**Problem details**
Return the data below in full, exactly as it stands.

[Entries from a dataset of interfaces]
◇ ◇ ◇

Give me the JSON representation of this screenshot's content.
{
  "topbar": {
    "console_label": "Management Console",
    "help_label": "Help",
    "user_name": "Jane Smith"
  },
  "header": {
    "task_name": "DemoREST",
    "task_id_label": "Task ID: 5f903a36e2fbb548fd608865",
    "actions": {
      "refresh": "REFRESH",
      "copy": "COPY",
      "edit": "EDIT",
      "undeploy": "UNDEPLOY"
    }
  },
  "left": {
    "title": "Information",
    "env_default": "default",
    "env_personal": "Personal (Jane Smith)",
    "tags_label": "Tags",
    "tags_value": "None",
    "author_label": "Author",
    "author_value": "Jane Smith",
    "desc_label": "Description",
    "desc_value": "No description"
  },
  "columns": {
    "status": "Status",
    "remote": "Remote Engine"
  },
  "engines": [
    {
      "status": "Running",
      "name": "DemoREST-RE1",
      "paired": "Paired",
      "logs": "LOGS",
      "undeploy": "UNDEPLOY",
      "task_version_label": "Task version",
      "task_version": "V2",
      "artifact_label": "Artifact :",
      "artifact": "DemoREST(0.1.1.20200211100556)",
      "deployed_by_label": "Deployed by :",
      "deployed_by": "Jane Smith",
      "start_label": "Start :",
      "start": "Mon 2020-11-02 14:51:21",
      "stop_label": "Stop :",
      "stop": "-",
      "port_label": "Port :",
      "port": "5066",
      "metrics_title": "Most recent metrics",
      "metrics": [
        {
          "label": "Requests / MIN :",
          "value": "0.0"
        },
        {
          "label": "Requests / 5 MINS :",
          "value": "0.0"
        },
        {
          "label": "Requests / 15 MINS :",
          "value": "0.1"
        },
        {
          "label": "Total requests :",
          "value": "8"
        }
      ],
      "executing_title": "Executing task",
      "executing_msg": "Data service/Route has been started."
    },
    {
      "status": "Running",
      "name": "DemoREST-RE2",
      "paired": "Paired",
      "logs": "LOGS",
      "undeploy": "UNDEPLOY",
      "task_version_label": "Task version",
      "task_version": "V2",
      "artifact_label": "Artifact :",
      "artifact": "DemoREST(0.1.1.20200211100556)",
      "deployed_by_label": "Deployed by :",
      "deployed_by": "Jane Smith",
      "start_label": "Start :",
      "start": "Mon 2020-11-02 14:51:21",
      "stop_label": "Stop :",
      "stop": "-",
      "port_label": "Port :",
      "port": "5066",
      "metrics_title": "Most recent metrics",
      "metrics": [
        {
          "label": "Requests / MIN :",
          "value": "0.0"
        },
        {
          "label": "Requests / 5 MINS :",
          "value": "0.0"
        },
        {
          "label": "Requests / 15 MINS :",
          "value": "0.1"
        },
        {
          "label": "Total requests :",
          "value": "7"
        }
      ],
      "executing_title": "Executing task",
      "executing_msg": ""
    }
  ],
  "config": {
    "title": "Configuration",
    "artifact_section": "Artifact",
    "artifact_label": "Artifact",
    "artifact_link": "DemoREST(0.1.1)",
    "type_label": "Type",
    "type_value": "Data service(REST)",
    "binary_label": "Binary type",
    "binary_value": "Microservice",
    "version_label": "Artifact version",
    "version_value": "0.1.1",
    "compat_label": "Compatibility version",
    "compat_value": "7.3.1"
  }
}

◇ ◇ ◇

**Result of the task**
Give me the JSON representation of this screenshot's content.
{
  "topbar": {
    "console_label": "Management Console",
    "help_label": "Help",
    "user_name": "Jane Smith"
  },
  "header": {
    "task_name": "DemoREST",
    "task_id_label": "Task ID: 5f903a36e2fbb548fd608865",
    "actions": {
      "refresh": "REFRESH",
      "copy": "COPY",
      "edit": "EDIT",
      "undeploy": "UNDEPLOY"
    }
  },
  "left": {
    "title": "Information",
    "env_default": "default",
    "env_personal": "Personal (Jane Smith)",
    "tags_label": "Tags",
    "tags_value": "None",
    "author_label": "Author",
    "author_value": "Jane Smith",
    "desc_label": "Description",
    "desc_value": "No description"
  },
  "columns": {
    "status": "Status",
    "remote": "Remote Engine"
  },
  "engines": [
    {
      "status": "Running",
      "name": "DemoREST-RE1",
      "paired": "Paired",
      "logs": "LOGS",
      "undeploy": "UNDEPLOY",
      "task_version_label": "Task version",
      "task_version": "V2",
      "artifact_label": "Artifact :",
      "artifact": "DemoREST(0.1.1.20200211100556)",
      "deployed_by_label": "Deployed by :",
      "deployed_by": "Jane Smith",
      "start_label": "Start :",
      "start": "Mon 2020-11-02 14:51:21",
      "stop_label": "Stop :",
      "stop": "-",
      "port_label": "Port :",
      "port": "5066",
      "metrics_title": "Most recent metrics",
      "metrics": [
        {
          "label": "Requests / MIN :",
          "value": "0.0"
        },
        {
          "label": "Requests / 5 MINS :",
          "value": "0.0"
        },
        {
          "label": "Requests / 15 MINS :",
          "value": "0.1"
        },
        {
          "label": "Total requests :",
          "value": "8"
        }
      ],
      "executing_title": "Executing task",
      "executing_msg": "Data service/Route has been started."
    },
    {
      "status": "Running",
      "name": "DemoREST-RE2",
      "paired": "Paired",
      "logs": "LOGS",
      "undeploy": "UNDEPLOY",
      "task_version_label": "Task version",
      "task_version": "V2",
      "artifact_label": "Artifact :",
      "artifact": "DemoREST(0.1.1.20200211100556)",
      "deployed_by_label": "Deployed by :",
      "deployed_by": "Jane Smith",
      "start_label": "Start :",
      "start": "Mon 2020-11-02 14:51:21",
      "stop_label": "Stop :",
      "stop": "-",
      "port_label": "Port :",
      "port": "5066",
      "metrics_title": "Most recent metrics",
      "metrics": [
        {
          "label": "Requests / MIN :",
          "value": "0.0"
        },
        {
          "label": "Requests / 5 MINS :",
          "value": "0.0"
        },
        {
          "label": "Requests / 15 MINS :",
          "value": "0.1"
        },
        {
          "label": "Total requests :",
          "value": "7"
        }
      ],
      "executing_title": "Executing task",
      "executing_msg": ""
    }
  ],
  "config": {
    "title": "Configuration",
    "artifact_section": "Artifact",
    "artifact_label": "Artifact",
    "artifact_link": "DemoREST(0.1.1)",
    "type_label": "Type",
    "type_value": "Data service(REST)",
    "binary_label": "Binary type",
    "binary_value": "Microservice",
    "version_label": "Artifact version",
    "version_value": "0.1.1",
    "compat_label": "Compatibility version",
    "compat_value": "7.3.1"
  }
}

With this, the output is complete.